Tooker was committed to painting slowly, thoughtfully, and methodically using his own hand-made mixture of egg tempera paint on prepared boards. He created approximately 100 paintings, around 200 drawings, and several editions of prints. The newly acquired painting—titled The Artist’s Daughter (1955), though he had no children—is the only one of this format and subject. Tooker said that there were few subjects he found personally meaningful and that he had explored in a complete manner; this, he noted, is one of them. The child’s bright blue eyes peer out from behind a branch, at once spooky and lively.
He began exhibiting his work at the Edwin Hewitt Gallery in New York and was included in many museum exhibitions starting in 1946 with Fourteen Americans at the Museum of Modern Art. In 1949 he met his partner, William Christopher, an artist and cabinetmaker. They were committed to social justice issues throughout their lives and marched with Dr. King in Montgomery and Selma in 1965. After Christopher’s death, Tooker became involved in the Catholic Church in Windsor, Vermont, completing several commissions for the church of Saint Francis of Assisi, a shrine, and a retreat center. In 2007, Tooker received the national medal of honor and in 2008–09 had a major retrospective at the National Academy of Design in New York, the Pennsylvania Academy of the Fine Arts, and the Columbus Museum of Art in Ohio, which was co-curated by Mia’s Patrick and Aimee Butler Curator of Paintings, Robert Cozzolino. He died in 2011.

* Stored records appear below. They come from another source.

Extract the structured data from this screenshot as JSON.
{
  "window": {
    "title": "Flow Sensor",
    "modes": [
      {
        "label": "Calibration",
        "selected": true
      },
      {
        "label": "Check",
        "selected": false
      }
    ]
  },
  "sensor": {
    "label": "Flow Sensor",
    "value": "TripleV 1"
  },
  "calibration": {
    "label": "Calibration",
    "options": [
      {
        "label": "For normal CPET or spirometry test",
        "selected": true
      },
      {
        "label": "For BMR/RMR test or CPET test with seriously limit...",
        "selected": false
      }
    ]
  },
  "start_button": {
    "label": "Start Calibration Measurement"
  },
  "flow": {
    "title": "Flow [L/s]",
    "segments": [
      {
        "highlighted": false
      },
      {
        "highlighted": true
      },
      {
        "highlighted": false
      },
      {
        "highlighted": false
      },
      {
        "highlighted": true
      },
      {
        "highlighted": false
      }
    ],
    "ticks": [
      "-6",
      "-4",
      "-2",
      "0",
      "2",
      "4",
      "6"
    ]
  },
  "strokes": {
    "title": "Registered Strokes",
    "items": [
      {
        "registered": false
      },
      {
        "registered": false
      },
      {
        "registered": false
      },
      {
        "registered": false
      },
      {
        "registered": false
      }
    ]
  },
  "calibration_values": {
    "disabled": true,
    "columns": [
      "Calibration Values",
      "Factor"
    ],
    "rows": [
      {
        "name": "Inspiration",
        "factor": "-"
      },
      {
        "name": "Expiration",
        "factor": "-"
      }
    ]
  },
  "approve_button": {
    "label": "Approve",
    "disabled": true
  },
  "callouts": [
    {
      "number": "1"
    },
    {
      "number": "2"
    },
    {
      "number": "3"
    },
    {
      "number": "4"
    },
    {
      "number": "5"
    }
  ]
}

His work is in major museum collections, including the Metropolitan Museum of Art, the Museum of Modern Art, the Whitney Museum of American Art, the Pennsylvania Academy of the Fine Arts, Smithsonian American Art Museum, Crystal Bridges Museum of American Art, the Museum of Contemporary Art, Chicago, and the Hirshhorn Museum and Sculpture Garden.